[DATA SUPPLIED Boundary: Start]

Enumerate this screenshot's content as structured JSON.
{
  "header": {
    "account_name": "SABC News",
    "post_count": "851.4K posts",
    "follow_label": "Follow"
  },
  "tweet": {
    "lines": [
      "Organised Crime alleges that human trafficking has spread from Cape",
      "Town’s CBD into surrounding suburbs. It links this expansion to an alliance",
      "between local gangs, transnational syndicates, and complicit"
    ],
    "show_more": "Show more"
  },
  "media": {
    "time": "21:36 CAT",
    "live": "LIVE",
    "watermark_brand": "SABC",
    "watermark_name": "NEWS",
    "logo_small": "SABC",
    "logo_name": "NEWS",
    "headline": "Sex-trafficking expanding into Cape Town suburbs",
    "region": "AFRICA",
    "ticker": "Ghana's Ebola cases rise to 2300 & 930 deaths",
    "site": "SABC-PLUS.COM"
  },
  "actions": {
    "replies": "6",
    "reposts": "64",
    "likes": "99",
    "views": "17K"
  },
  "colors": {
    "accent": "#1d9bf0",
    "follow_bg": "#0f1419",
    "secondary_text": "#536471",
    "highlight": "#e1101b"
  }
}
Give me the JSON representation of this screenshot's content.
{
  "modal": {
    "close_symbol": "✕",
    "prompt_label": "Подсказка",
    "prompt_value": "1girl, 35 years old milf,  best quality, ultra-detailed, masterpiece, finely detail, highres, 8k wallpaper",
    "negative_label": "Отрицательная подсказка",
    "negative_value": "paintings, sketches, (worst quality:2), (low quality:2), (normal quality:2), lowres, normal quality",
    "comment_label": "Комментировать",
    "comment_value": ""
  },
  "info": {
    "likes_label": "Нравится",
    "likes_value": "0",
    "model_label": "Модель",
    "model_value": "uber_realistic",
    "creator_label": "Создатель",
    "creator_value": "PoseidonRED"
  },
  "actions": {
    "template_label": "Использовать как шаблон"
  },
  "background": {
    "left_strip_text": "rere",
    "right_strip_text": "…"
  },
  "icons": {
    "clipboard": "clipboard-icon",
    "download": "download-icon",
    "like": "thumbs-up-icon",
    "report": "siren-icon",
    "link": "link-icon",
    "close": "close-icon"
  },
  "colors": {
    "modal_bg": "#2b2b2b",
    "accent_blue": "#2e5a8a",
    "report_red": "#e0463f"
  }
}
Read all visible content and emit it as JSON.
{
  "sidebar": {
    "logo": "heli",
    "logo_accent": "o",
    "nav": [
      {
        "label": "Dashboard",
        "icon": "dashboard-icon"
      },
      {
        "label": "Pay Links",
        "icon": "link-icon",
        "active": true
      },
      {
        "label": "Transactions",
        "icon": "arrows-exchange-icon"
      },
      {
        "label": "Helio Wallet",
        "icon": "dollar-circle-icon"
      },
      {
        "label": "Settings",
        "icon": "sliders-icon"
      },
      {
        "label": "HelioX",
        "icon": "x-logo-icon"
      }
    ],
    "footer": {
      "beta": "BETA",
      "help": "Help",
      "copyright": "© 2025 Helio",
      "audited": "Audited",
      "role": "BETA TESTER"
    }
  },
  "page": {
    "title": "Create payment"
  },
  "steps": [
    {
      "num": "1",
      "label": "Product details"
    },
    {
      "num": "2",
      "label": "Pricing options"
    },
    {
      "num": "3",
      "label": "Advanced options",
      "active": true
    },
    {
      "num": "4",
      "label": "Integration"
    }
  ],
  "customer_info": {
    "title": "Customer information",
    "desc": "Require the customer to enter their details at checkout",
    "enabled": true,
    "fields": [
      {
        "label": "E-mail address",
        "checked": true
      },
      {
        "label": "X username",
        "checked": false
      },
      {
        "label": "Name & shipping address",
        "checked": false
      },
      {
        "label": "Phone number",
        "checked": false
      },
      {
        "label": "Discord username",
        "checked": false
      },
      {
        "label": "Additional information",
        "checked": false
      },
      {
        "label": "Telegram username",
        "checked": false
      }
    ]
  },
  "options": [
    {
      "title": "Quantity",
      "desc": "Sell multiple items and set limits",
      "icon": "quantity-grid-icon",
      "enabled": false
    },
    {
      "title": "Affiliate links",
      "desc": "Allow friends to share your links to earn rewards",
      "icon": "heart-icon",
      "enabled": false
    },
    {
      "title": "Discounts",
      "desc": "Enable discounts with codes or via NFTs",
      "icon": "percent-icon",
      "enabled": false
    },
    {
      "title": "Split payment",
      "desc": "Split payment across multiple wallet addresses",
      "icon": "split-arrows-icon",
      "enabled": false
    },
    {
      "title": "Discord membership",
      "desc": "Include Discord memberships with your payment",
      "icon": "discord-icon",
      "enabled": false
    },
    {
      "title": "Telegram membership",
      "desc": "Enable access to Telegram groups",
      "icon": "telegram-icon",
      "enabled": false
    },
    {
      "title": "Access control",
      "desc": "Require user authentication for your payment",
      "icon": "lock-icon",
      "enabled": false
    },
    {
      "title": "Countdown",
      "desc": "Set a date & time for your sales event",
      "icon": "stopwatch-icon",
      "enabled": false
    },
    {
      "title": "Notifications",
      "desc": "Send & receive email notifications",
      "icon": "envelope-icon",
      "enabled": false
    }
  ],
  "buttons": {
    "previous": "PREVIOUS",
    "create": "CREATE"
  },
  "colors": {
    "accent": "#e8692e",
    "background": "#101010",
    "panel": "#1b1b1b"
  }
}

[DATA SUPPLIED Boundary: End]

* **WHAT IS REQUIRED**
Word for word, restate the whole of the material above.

* **SOLUTION FOR THIS TASK**
Enumerate this screenshot's content as structured JSON.
{
  "header": {
    "account_name": "SABC News",
    "post_count": "851.4K posts",
    "follow_label": "Follow"
  },
  "tweet": {
    "lines": [
      "Organised Crime alleges that human trafficking has spread from Cape",
      "Town’s CBD into surrounding suburbs. It links this expansion to an alliance",
      "between local gangs, transnational syndicates, and complicit"
    ],
    "show_more": "Show more"
  },
  "media": {
    "time": "21:36 CAT",
    "live": "LIVE",
    "watermark_brand": "SABC",
    "watermark_name": "NEWS",
    "logo_small": "SABC",
    "logo_name": "NEWS",
    "headline": "Sex-trafficking expanding into Cape Town suburbs",
    "region": "AFRICA",
    "ticker": "Ghana's Ebola cases rise to 2300 & 930 deaths",
    "site": "SABC-PLUS.COM"
  },
  "actions": {
    "replies": "6",
    "reposts": "64",
    "likes": "99",
    "views": "17K"
  },
  "colors": {
    "accent": "#1d9bf0",
    "follow_bg": "#0f1419",
    "secondary_text": "#536471",
    "highlight": "#e1101b"
  }
}
Give me the JSON representation of this screenshot's content.
{
  "modal": {
    "close_symbol": "✕",
    "prompt_label": "Подсказка",
    "prompt_value": "1girl, 35 years old milf,  best quality, ultra-detailed, masterpiece, finely detail, highres, 8k wallpaper",
    "negative_label": "Отрицательная подсказка",
    "negative_value": "paintings, sketches, (worst quality:2), (low quality:2), (normal quality:2), lowres, normal quality",
    "comment_label": "Комментировать",
    "comment_value": ""
  },
  "info": {
    "likes_label": "Нравится",
    "likes_value": "0",
    "model_label": "Модель",
    "model_value": "uber_realistic",
    "creator_label": "Создатель",
    "creator_value": "PoseidonRED"
  },
  "actions": {
    "template_label": "Использовать как шаблон"
  },
  "background": {
    "left_strip_text": "rere",
    "right_strip_text": "…"
  },
  "icons": {
    "clipboard": "clipboard-icon",
    "download": "download-icon",
    "like": "thumbs-up-icon",
    "report": "siren-icon",
    "link": "link-icon",
    "close": "close-icon"
  },
  "colors": {
    "modal_bg": "#2b2b2b",
    "accent_blue": "#2e5a8a",
    "report_red": "#e0463f"
  }
}
Read all visible content and emit it as JSON.
{
  "sidebar": {
    "logo": "heli",
    "logo_accent": "o",
    "nav": [
      {
        "label": "Dashboard",
        "icon": "dashboard-icon"
      },
      {
        "label": "Pay Links",
        "icon": "link-icon",
        "active": true
      },
      {
        "label": "Transactions",
        "icon": "arrows-exchange-icon"
      },
      {
        "label": "Helio Wallet",
        "icon": "dollar-circle-icon"
      },
      {
        "label": "Settings",
        "icon": "sliders-icon"
      },
      {
        "label": "HelioX",
        "icon": "x-logo-icon"
      }
    ],
    "footer": {
      "beta": "BETA",
      "help": "Help",
      "copyright": "© 2025 Helio",
      "audited": "Audited",
      "role": "BETA TESTER"
    }
  },
  "page": {
    "title": "Create payment"
  },
  "steps": [
    {
      "num": "1",
      "label": "Product details"
    },
    {
      "num": "2",
      "label": "Pricing options"
    },
    {
      "num": "3",
      "label": "Advanced options",
      "active": true
    },
    {
      "num": "4",
      "label": "Integration"
    }
  ],
  "customer_info": {
    "title": "Customer information",
    "desc": "Require the customer to enter their details at checkout",
    "enabled": true,
    "fields": [
      {
        "label": "E-mail address",
        "checked": true
      },
      {
        "label": "X username",
        "checked": false
      },
      {
        "label": "Name & shipping address",
        "checked": false
      },
      {
        "label": "Phone number",
        "checked": false
      },
      {
        "label": "Discord username",
        "checked": false
      },
      {
        "label": "Additional information",
        "checked": false
      },
      {
        "label": "Telegram username",
        "checked": false
      }
    ]
  },
  "options": [
    {
      "title": "Quantity",
      "desc": "Sell multiple items and set limits",
      "icon": "quantity-grid-icon",
      "enabled": false
    },
    {
      "title": "Affiliate links",
      "desc": "Allow friends to share your links to earn rewards",
      "icon": "heart-icon",
      "enabled": false
    },
    {
      "title": "Discounts",
      "desc": "Enable discounts with codes or via NFTs",
      "icon": "percent-icon",
      "enabled": false
    },
    {
      "title": "Split payment",
      "desc": "Split payment across multiple wallet addresses",
      "icon": "split-arrows-icon",
      "enabled": false
    },
    {
      "title": "Discord membership",
      "desc": "Include Discord memberships with your payment",
      "icon": "discord-icon",
      "enabled": false
    },
    {
      "title": "Telegram membership",
      "desc": "Enable access to Telegram groups",
      "icon": "telegram-icon",
      "enabled": false
    },
    {
      "title": "Access control",
      "desc": "Require user authentication for your payment",
      "icon": "lock-icon",
      "enabled": false
    },
    {
      "title": "Countdown",
      "desc": "Set a date & time for your sales event",
      "icon": "stopwatch-icon",
      "enabled": false
    },
    {
      "title": "Notifications",
      "desc": "Send & receive email notifications",
      "icon": "envelope-icon",
      "enabled": false
    }
  ],
  "buttons": {
    "previous": "PREVIOUS",
    "create": "CREATE"
  },
  "colors": {
    "accent": "#e8692e",
    "background": "#101010",
    "panel": "#1b1b1b"
  }
}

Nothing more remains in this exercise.